Interface dataset entries
────────────────────────────────────────

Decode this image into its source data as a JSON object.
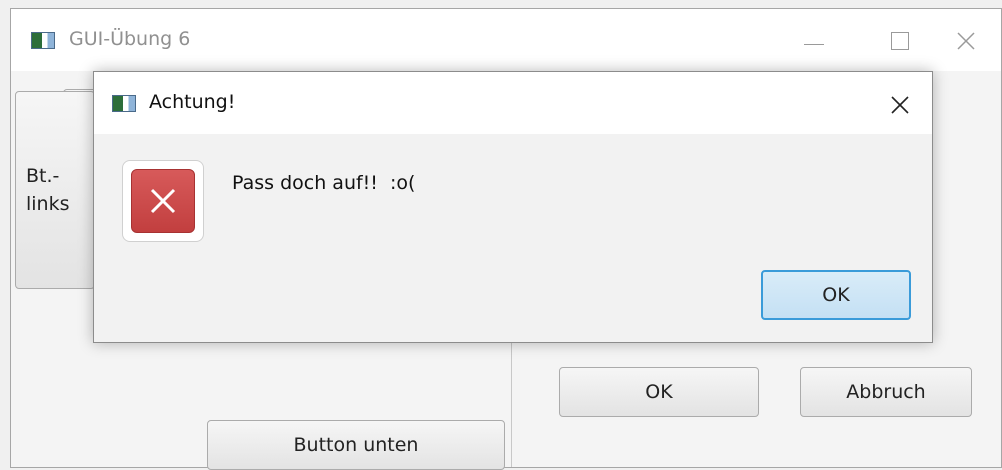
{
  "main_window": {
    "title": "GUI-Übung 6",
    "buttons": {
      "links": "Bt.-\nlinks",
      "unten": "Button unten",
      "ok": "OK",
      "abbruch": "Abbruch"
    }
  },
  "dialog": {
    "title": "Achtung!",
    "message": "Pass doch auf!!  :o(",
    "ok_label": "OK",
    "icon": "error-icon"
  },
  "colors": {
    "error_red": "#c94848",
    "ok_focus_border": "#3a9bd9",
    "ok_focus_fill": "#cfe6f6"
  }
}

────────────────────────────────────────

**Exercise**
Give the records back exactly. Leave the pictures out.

**Output below**
Decode this image into its source data as a JSON object.
{
  "main_window": {
    "title": "GUI-Übung 6",
    "buttons": {
      "links": "Bt.-\nlinks",
      "unten": "Button unten",
      "ok": "OK",
      "abbruch": "Abbruch"
    }
  },
  "dialog": {
    "title": "Achtung!",
    "message": "Pass doch auf!!  :o(",
    "ok_label": "OK",
    "icon": "error-icon"
  },
  "colors": {
    "error_red": "#c94848",
    "ok_focus_border": "#3a9bd9",
    "ok_focus_fill": "#cfe6f6"
  }
}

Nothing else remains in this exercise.